Every parent wants their child to “love” them, but what exactly is a child’s love and where does it come from?
If we look at animals and their young, we see “love” in its natural state: adoration and respect in equal measures. A mother dog, for instance, is gentle with her pups in a general sense, but unapologetically tough when their behavior calls for it. She plays gently and protects them for danger, but she does not hesitate to correct them when their behavior gets out of line or crosses hers. Her puppies are not afraid of her, but neither do they think of her a playmate or a “friend.”
Every animal, including the human animal, has an instinctive need for hierarchy and order that must be met for all to seem well with the world. When a mother dog steps confidently onto the high rung of the Power Ladder by setting and enforcing her rules, she becomes her puppies’ Leader, their Boss and their Hero. She is preparing them for the realities of life beyond the den. Because they recognize her more powerful status, the pups are drawn to her strength and follow her around like a tiny fan club. What may look like “love” to the casual observer, might be more accurately described as hero-worship. Even very young animals feel the appeal of a strong leader that they can trust and follow in order to be safe and secure in the big new world around them.
Many parents worry that their child won’t “love” them if they set rules or enforce boundaries, believing that their child’s love depends on their making sure everything is rainbows and lollipops and their shielding them from all the uncomfortable parts of life, including painful results from poor choices. If a mother dog acted in this way, afraid to enforce rules and follow-through with consequence because she feared her puppies would not like her if she did so, she would have neither their adoration nor respect, since neither had been earned through fearless follow-through.
Like puppies, children have the same need for a leader in the hierarchy. They want a Hero in their parent, not a friend or playmate! When a cartoon hero enforces truth and justice, they are elevated in a child’s eyes on a pedestal of adoration and respect. They admire super-heroes that do not shrink from the challenges of leadership and do not avoid making hard decisions. In fact, fearlessly taking on those things is what makes them larger than life, and worthy of being respected and loved. Why do you think Hollywood keeps creating super-heroes for young movie-goers decade after decade, and making a fortune doing so? Kids want heroes!
Be your child’s Hero by being strong, consistent and dependable, setting clear standards of good and acceptable behavior and then enforcing them. Explain the rewards for following your rules as well as the reasonable consequences for breaking them. Celebrate when your rules are followed and give rewards generously. Even more importantly, however, don’t wimp out and be afraid to apply consequences if they’ve been earned. If follow-through and consequence is done with love and logic, your kid won’t hate you (in spite of what they might say in the moment.) Of course, no child enjoys consequences (that’s why it’s a consequence,) but every child feels accomplished and important when they meet a goal, like good behavior.
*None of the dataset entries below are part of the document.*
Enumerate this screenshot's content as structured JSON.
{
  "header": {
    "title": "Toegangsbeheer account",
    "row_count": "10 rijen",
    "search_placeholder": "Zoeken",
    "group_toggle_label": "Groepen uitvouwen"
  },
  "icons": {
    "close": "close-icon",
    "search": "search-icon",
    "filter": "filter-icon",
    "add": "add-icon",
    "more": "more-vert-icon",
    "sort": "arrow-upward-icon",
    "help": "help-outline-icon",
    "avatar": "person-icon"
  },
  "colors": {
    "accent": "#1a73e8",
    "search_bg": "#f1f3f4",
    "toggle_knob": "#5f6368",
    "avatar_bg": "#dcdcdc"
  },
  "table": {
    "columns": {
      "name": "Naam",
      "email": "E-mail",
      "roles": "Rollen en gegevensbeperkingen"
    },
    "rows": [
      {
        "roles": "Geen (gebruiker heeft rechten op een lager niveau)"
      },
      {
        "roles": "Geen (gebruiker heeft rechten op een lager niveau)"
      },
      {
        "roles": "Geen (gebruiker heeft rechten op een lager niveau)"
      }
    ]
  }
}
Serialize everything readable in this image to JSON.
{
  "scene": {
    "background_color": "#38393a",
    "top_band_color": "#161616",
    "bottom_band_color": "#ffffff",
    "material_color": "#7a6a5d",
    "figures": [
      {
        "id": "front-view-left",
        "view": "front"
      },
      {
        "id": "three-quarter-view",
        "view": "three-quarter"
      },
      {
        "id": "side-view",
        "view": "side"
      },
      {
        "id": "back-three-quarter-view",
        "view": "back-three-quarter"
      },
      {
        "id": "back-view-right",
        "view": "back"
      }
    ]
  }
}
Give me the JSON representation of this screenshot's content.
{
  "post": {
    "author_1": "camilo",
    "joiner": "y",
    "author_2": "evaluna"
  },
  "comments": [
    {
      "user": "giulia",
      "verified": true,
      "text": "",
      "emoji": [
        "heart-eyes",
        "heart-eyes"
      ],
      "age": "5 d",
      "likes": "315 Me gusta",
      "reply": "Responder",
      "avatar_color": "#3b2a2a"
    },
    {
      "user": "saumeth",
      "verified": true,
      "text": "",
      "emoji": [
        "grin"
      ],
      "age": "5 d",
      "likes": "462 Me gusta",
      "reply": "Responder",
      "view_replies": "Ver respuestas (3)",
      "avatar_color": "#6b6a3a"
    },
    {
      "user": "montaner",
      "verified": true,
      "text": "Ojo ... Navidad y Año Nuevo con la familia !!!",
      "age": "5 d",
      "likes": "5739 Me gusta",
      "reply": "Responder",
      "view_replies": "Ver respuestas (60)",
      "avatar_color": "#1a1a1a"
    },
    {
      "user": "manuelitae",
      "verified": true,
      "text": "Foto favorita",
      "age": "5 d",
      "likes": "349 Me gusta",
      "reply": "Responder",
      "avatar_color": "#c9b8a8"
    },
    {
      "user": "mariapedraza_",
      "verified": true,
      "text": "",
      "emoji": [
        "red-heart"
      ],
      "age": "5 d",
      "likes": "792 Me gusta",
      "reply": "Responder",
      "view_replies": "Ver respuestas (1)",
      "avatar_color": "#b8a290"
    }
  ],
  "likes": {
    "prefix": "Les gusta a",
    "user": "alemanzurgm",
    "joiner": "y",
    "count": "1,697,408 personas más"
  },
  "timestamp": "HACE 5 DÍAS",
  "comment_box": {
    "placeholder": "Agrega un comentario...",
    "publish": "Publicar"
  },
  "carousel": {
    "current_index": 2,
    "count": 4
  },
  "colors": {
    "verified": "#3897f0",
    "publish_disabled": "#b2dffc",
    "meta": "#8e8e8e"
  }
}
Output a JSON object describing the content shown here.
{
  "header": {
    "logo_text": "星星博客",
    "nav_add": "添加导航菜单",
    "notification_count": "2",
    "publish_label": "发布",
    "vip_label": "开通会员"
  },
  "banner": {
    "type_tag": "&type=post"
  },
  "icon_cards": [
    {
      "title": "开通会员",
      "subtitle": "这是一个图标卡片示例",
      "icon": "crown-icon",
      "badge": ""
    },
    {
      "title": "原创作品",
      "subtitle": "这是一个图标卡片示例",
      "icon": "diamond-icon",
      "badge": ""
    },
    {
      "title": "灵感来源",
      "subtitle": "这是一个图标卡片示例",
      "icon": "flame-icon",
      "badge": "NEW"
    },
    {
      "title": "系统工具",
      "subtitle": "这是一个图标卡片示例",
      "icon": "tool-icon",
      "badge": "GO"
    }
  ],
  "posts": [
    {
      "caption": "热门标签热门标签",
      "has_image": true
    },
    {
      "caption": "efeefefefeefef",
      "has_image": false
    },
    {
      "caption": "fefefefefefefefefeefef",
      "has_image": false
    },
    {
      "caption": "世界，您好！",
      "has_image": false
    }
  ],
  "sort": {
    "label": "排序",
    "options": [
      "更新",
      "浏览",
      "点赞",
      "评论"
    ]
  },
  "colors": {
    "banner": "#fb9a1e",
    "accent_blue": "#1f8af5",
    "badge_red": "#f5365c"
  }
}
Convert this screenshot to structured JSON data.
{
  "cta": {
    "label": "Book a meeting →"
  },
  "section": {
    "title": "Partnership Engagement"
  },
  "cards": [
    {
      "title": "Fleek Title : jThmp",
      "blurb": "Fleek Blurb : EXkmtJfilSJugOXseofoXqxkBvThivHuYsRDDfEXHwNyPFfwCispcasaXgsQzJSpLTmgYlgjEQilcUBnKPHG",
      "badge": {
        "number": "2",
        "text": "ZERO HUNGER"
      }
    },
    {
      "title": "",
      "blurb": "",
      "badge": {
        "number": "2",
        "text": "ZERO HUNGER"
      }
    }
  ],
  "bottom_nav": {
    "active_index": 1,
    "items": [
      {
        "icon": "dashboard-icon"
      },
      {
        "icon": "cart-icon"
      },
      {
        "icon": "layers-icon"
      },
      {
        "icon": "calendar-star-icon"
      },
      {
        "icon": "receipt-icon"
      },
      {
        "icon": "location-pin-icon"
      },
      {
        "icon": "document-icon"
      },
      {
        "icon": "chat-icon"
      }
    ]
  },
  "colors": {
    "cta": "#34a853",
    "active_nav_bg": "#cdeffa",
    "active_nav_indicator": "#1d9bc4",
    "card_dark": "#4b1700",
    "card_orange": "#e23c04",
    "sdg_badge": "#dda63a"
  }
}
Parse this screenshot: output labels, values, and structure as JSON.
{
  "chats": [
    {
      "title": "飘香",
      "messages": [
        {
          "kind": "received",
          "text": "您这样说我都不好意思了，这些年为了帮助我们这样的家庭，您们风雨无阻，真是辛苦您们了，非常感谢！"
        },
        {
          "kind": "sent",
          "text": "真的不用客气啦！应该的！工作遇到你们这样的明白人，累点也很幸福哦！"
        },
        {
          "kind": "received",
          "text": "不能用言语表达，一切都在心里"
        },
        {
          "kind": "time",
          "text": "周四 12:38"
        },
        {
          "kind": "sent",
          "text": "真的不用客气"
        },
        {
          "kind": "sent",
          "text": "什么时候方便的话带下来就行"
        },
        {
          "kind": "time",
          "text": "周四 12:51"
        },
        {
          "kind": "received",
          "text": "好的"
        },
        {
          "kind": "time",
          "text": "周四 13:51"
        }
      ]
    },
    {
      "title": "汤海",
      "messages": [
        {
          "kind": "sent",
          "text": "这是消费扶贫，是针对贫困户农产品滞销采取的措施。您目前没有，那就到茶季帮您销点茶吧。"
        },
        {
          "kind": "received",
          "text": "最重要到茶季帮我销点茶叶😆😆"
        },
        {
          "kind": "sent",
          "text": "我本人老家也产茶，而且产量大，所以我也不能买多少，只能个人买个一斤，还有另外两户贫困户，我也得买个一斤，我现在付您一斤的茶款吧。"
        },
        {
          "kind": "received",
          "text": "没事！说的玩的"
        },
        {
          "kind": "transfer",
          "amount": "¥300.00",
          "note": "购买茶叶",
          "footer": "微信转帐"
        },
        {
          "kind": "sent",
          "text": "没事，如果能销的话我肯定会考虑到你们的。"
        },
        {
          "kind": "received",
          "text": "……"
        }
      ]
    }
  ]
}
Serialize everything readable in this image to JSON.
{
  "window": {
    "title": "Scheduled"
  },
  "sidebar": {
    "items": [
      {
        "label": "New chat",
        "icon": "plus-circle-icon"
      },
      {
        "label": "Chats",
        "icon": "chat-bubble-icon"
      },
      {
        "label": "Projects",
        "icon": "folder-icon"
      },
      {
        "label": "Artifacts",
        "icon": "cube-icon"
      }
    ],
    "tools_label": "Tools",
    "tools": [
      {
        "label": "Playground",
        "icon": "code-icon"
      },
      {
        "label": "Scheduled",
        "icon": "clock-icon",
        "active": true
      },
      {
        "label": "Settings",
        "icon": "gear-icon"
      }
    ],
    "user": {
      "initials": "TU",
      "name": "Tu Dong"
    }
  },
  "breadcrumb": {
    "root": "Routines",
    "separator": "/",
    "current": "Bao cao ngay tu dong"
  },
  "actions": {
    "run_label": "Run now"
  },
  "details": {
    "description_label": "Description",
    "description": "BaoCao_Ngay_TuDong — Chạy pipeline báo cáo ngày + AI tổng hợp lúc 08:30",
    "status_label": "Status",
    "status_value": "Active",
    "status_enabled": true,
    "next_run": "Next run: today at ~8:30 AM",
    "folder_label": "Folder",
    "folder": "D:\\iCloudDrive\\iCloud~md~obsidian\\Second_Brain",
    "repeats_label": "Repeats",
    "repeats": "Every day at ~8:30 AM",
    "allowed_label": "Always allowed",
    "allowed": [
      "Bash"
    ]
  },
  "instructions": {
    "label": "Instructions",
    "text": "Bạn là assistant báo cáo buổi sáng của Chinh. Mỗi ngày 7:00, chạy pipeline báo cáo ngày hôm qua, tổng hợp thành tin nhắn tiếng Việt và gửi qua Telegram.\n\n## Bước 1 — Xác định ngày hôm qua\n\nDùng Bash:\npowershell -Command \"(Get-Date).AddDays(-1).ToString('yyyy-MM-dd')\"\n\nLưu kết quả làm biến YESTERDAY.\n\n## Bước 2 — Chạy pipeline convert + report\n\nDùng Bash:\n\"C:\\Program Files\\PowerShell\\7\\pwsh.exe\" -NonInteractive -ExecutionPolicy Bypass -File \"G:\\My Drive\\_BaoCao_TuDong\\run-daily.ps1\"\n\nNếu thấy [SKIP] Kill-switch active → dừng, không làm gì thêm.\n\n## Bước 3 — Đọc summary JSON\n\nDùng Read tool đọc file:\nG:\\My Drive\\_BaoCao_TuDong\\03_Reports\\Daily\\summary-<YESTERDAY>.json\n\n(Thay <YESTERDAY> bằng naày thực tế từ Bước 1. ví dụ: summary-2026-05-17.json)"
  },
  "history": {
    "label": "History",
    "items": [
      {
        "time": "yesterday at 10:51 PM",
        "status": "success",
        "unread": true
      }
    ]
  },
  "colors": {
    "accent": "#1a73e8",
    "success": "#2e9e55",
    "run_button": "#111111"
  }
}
They need a Hero that helps teach them the difference between a good choice and a bad one and the inevitable results of each; a Hero that helps prepare them for life in the real world.
That Hero Pedestal has your name on it! You need only climb up, like the Mama Dog you are.
“Imagine if you succeeded in making the world perfect for your children,
what a shock the rest of life would be for them.“
– Joyce Maynard